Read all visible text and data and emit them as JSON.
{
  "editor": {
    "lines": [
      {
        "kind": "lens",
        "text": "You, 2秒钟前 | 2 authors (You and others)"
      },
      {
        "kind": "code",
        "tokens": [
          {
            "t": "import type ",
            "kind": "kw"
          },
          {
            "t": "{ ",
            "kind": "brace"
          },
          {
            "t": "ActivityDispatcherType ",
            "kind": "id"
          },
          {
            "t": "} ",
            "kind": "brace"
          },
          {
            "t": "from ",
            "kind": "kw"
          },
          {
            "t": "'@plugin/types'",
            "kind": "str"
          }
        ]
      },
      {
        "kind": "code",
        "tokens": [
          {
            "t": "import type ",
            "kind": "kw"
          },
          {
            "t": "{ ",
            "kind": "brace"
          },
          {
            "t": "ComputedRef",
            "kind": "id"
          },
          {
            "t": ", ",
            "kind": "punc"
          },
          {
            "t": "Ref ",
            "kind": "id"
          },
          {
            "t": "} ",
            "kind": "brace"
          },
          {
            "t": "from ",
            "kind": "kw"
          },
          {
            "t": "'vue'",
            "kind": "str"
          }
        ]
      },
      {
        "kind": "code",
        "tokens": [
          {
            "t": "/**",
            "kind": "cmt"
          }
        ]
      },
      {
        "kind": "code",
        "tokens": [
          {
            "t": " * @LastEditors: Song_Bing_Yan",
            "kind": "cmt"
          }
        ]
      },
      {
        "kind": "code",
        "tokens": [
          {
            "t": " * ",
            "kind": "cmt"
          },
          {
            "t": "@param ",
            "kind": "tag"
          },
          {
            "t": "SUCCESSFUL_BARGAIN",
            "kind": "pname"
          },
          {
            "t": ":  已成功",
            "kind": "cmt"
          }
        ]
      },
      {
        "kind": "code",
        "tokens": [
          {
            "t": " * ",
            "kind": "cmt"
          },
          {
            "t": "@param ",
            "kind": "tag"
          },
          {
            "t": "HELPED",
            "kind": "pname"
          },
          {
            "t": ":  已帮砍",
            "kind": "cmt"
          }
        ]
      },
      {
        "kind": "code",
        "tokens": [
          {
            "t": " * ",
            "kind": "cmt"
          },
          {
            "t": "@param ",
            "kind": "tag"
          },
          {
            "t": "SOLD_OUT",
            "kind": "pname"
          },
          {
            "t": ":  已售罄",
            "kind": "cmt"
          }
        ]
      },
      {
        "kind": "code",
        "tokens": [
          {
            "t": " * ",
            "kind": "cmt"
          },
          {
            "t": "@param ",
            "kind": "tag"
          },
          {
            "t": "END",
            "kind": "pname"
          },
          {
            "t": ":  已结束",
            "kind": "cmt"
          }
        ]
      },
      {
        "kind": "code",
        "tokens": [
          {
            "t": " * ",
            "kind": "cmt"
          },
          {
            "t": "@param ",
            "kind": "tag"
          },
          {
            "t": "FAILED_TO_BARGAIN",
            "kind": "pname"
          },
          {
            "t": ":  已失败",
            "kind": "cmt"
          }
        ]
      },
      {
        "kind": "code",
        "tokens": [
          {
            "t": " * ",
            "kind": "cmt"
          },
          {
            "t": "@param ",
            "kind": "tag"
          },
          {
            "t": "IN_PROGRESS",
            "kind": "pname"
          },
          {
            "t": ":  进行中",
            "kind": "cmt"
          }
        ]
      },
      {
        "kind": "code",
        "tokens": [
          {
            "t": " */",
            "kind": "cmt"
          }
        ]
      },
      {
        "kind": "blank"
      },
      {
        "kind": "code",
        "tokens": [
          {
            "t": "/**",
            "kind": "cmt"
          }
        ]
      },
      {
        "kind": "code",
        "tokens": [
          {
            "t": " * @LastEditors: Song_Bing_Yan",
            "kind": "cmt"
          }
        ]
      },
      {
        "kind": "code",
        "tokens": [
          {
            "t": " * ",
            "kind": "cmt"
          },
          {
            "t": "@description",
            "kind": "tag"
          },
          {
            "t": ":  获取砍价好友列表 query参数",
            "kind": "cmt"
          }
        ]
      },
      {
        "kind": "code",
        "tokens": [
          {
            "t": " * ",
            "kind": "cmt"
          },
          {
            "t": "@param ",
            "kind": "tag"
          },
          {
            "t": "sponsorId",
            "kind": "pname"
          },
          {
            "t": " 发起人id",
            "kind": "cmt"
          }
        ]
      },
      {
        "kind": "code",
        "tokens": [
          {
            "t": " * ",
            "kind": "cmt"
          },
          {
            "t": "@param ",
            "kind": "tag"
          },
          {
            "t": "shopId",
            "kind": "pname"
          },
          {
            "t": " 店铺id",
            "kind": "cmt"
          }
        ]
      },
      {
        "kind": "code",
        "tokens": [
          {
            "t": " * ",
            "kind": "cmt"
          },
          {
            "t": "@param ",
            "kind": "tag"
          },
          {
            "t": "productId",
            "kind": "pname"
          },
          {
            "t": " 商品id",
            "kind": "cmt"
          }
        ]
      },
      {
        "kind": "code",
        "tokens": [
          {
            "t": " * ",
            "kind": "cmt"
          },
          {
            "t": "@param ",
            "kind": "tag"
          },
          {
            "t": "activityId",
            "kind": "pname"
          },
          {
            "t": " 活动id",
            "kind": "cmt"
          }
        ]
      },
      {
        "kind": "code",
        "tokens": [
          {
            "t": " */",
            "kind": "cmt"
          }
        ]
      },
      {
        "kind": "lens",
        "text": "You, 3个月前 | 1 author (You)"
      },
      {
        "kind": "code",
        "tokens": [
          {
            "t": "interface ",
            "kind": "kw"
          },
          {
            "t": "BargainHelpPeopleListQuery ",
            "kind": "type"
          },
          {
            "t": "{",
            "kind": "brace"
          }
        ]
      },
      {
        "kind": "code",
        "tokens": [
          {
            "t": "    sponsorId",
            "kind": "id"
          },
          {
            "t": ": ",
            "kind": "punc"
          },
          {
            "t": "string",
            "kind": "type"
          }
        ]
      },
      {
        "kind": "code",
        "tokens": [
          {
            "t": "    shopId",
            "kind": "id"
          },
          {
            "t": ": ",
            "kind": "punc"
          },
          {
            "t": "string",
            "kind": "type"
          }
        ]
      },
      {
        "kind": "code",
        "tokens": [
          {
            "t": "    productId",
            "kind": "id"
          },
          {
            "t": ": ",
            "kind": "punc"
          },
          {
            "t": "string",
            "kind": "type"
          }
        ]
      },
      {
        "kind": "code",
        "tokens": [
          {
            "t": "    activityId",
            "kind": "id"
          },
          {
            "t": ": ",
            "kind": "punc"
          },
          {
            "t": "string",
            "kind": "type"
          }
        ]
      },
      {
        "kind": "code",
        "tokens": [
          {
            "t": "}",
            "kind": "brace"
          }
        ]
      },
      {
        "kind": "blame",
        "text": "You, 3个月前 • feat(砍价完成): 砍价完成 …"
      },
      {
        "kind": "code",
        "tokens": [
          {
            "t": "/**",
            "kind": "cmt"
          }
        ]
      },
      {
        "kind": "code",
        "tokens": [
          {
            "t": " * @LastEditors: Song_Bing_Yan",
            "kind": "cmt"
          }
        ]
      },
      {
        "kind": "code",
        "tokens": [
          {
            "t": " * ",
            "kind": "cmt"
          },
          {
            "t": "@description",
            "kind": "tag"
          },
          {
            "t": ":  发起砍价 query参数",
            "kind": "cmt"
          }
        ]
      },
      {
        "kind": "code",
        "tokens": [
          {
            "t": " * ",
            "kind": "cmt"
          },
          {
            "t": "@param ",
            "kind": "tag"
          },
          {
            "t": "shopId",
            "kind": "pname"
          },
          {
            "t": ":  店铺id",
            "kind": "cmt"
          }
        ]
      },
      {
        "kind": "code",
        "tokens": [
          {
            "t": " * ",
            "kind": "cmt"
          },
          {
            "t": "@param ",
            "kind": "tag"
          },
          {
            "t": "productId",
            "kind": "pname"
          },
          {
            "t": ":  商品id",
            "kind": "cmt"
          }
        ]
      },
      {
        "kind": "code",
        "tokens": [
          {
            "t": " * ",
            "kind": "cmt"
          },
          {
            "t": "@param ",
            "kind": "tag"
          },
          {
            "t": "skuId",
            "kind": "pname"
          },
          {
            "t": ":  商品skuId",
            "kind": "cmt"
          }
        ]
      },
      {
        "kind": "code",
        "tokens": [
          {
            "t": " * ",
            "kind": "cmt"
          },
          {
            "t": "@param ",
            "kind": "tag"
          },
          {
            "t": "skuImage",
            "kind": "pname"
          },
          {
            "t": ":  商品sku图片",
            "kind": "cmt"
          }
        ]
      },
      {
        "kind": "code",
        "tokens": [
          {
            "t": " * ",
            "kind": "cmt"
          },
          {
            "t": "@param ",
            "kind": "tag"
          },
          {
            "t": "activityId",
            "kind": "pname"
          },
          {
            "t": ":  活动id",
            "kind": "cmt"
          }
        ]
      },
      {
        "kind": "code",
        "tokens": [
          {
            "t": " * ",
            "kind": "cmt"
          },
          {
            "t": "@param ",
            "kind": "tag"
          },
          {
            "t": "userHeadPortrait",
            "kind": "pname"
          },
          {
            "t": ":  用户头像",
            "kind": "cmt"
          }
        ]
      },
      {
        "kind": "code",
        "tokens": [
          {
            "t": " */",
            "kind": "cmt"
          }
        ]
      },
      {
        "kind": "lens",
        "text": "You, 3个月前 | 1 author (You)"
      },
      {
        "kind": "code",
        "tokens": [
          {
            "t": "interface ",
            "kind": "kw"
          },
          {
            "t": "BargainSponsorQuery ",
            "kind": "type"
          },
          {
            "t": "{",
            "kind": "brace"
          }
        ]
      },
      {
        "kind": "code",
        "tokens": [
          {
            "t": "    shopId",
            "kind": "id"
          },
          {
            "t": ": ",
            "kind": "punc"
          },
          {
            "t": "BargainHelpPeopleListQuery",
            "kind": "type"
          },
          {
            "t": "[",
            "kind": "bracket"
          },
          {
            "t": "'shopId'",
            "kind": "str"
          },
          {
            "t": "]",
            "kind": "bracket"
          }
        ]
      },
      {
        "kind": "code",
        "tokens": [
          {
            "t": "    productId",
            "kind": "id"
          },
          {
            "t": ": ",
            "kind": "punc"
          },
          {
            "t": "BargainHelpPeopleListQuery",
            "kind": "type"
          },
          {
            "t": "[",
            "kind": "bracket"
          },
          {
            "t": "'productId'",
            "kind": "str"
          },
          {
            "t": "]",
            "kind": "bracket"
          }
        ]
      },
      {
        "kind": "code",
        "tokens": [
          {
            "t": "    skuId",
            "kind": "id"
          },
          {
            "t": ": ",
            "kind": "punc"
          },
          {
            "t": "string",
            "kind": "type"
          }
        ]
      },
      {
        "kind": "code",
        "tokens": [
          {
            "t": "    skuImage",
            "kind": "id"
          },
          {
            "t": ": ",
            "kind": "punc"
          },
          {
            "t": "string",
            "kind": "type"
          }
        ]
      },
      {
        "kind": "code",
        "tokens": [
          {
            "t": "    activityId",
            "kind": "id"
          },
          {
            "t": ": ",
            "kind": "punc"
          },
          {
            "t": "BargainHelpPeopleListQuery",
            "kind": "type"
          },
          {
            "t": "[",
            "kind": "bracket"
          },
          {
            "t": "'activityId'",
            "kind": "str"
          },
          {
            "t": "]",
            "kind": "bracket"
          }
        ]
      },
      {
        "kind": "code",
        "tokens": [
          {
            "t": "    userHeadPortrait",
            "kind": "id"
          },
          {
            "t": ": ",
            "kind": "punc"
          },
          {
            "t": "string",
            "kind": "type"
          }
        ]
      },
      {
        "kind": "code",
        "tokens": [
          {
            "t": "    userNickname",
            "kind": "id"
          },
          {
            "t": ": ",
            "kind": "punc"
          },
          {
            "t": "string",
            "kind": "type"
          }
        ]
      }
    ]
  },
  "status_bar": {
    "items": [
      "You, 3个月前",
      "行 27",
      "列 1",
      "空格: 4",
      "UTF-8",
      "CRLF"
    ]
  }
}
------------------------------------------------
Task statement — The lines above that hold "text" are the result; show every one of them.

Your solution —
Read all visible text and data and emit them as JSON.
        "text": "You, 2秒钟前 | 2 authors (You and others)"
        "text": "You, 3个月前 | 1 author (You)"
        "text": "You, 3个月前 • feat(砍价完成): 砍价完成 …"
        "text": "You, 3个月前 | 1 author (You)"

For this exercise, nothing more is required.